- [EXERCISE GOAL] Reproduce the listing exactly, please, with every line intact.

*** Opening of RECORDS TO PROCESS ***

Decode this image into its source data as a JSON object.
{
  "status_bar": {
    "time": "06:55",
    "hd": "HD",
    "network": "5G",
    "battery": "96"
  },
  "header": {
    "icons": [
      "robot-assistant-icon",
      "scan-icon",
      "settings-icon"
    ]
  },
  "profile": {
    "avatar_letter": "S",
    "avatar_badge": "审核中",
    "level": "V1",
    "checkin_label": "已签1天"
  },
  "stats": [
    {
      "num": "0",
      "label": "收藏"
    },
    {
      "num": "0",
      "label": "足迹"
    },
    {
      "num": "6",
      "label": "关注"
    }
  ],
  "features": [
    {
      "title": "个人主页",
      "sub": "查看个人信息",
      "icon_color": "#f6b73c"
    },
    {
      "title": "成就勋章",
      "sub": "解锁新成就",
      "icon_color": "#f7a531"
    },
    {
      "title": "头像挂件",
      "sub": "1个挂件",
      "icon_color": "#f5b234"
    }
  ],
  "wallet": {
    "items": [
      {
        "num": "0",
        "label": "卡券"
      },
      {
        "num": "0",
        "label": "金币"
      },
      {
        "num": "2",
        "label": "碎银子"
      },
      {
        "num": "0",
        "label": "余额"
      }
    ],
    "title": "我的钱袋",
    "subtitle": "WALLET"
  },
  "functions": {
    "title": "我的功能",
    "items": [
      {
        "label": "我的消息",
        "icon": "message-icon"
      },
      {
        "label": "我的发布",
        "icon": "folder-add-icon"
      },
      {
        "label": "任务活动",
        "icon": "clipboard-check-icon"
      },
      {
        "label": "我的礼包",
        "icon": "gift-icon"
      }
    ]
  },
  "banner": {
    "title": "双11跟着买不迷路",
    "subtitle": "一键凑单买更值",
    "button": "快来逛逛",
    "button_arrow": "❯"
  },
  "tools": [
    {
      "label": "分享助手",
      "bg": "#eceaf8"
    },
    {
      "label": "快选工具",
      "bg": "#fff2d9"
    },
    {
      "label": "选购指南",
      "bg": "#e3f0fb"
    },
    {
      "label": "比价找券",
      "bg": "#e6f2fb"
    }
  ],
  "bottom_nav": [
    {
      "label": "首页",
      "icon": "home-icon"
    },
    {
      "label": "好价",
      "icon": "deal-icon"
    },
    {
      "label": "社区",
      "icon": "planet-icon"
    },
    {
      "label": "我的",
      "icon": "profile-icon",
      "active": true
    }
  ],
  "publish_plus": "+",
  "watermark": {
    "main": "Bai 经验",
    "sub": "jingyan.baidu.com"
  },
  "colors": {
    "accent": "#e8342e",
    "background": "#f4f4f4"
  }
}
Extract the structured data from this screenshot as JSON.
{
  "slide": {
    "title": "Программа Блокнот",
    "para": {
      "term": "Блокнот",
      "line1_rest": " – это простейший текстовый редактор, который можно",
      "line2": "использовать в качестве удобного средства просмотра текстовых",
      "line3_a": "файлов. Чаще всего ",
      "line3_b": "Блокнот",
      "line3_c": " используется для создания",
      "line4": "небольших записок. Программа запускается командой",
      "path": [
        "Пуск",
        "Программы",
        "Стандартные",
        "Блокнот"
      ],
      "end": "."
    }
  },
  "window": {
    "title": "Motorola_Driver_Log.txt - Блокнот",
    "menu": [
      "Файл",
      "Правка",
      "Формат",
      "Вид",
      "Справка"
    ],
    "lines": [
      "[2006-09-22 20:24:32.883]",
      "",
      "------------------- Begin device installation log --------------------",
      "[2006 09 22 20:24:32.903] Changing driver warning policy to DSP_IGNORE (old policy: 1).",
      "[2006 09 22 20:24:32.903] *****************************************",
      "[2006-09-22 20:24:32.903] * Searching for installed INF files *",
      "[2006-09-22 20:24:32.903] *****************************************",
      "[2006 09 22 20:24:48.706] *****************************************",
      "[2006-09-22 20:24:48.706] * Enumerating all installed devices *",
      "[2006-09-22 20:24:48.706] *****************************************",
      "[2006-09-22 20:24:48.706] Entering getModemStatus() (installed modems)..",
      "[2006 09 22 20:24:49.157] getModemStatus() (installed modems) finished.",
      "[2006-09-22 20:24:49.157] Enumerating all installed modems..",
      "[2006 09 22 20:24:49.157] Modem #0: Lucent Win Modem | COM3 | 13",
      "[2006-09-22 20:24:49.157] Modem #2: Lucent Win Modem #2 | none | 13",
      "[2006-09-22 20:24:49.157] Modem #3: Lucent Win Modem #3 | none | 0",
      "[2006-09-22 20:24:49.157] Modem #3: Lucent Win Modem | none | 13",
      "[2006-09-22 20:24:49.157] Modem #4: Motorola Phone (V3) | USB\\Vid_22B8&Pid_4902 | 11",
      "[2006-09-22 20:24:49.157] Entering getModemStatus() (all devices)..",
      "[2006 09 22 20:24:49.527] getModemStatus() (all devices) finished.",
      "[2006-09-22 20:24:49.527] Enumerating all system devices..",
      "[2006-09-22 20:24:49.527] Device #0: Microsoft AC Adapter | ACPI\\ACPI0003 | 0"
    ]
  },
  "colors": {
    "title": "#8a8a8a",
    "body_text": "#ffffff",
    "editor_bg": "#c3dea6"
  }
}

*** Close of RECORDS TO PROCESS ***

- [EXERCISE RESPONSE]
Decode this image into its source data as a JSON object.
{
  "status_bar": {
    "time": "06:55",
    "hd": "HD",
    "network": "5G",
    "battery": "96"
  },
  "header": {
    "icons": [
      "robot-assistant-icon",
      "scan-icon",
      "settings-icon"
    ]
  },
  "profile": {
    "avatar_letter": "S",
    "avatar_badge": "审核中",
    "level": "V1",
    "checkin_label": "已签1天"
  },
  "stats": [
    {
      "num": "0",
      "label": "收藏"
    },
    {
      "num": "0",
      "label": "足迹"
    },
    {
      "num": "6",
      "label": "关注"
    }
  ],
  "features": [
    {
      "title": "个人主页",
      "sub": "查看个人信息",
      "icon_color": "#f6b73c"
    },
    {
      "title": "成就勋章",
      "sub": "解锁新成就",
      "icon_color": "#f7a531"
    },
    {
      "title": "头像挂件",
      "sub": "1个挂件",
      "icon_color": "#f5b234"
    }
  ],
  "wallet": {
    "items": [
      {
        "num": "0",
        "label": "卡券"
      },
      {
        "num": "0",
        "label": "金币"
      },
      {
        "num": "2",
        "label": "碎银子"
      },
      {
        "num": "0",
        "label": "余额"
      }
    ],
    "title": "我的钱袋",
    "subtitle": "WALLET"
  },
  "functions": {
    "title": "我的功能",
    "items": [
      {
        "label": "我的消息",
        "icon": "message-icon"
      },
      {
        "label": "我的发布",
        "icon": "folder-add-icon"
      },
      {
        "label": "任务活动",
        "icon": "clipboard-check-icon"
      },
      {
        "label": "我的礼包",
        "icon": "gift-icon"
      }
    ]
  },
  "banner": {
    "title": "双11跟着买不迷路",
    "subtitle": "一键凑单买更值",
    "button": "快来逛逛",
    "button_arrow": "❯"
  },
  "tools": [
    {
      "label": "分享助手",
      "bg": "#eceaf8"
    },
    {
      "label": "快选工具",
      "bg": "#fff2d9"
    },
    {
      "label": "选购指南",
      "bg": "#e3f0fb"
    },
    {
      "label": "比价找券",
      "bg": "#e6f2fb"
    }
  ],
  "bottom_nav": [
    {
      "label": "首页",
      "icon": "home-icon"
    },
    {
      "label": "好价",
      "icon": "deal-icon"
    },
    {
      "label": "社区",
      "icon": "planet-icon"
    },
    {
      "label": "我的",
      "icon": "profile-icon",
      "active": true
    }
  ],
  "publish_plus": "+",
  "watermark": {
    "main": "Bai 经验",
    "sub": "jingyan.baidu.com"
  },
  "colors": {
    "accent": "#e8342e",
    "background": "#f4f4f4"
  }
}
Extract the structured data from this screenshot as JSON.
{
  "slide": {
    "title": "Программа Блокнот",
    "para": {
      "term": "Блокнот",
      "line1_rest": " – это простейший текстовый редактор, который можно",
      "line2": "использовать в качестве удобного средства просмотра текстовых",
      "line3_a": "файлов. Чаще всего ",
      "line3_b": "Блокнот",
      "line3_c": " используется для создания",
      "line4": "небольших записок. Программа запускается командой",
      "path": [
        "Пуск",
        "Программы",
        "Стандартные",
        "Блокнот"
      ],
      "end": "."
    }
  },
  "window": {
    "title": "Motorola_Driver_Log.txt - Блокнот",
    "menu": [
      "Файл",
      "Правка",
      "Формат",
      "Вид",
      "Справка"
    ],
    "lines": [
      "[2006-09-22 20:24:32.883]",
      "",
      "------------------- Begin device installation log --------------------",
      "[2006 09 22 20:24:32.903] Changing driver warning policy to DSP_IGNORE (old policy: 1).",
      "[2006 09 22 20:24:32.903] *****************************************",
      "[2006-09-22 20:24:32.903] * Searching for installed INF files *",
      "[2006-09-22 20:24:32.903] *****************************************",
      "[2006 09 22 20:24:48.706] *****************************************",
      "[2006-09-22 20:24:48.706] * Enumerating all installed devices *",
      "[2006-09-22 20:24:48.706] *****************************************",
      "[2006-09-22 20:24:48.706] Entering getModemStatus() (installed modems)..",
      "[2006 09 22 20:24:49.157] getModemStatus() (installed modems) finished.",
      "[2006-09-22 20:24:49.157] Enumerating all installed modems..",
      "[2006 09 22 20:24:49.157] Modem #0: Lucent Win Modem | COM3 | 13",
      "[2006-09-22 20:24:49.157] Modem #2: Lucent Win Modem #2 | none | 13",
      "[2006-09-22 20:24:49.157] Modem #3: Lucent Win Modem #3 | none | 0",
      "[2006-09-22 20:24:49.157] Modem #3: Lucent Win Modem | none | 13",
      "[2006-09-22 20:24:49.157] Modem #4: Motorola Phone (V3) | USB\\Vid_22B8&Pid_4902 | 11",
      "[2006-09-22 20:24:49.157] Entering getModemStatus() (all devices)..",
      "[2006 09 22 20:24:49.527] getModemStatus() (all devices) finished.",
      "[2006-09-22 20:24:49.527] Enumerating all system devices..",
      "[2006-09-22 20:24:49.527] Device #0: Microsoft AC Adapter | ACPI\\ACPI0003 | 0"
    ]
  },
  "colors": {
    "title": "#8a8a8a",
    "body_text": "#ffffff",
    "editor_bg": "#c3dea6"
  }
}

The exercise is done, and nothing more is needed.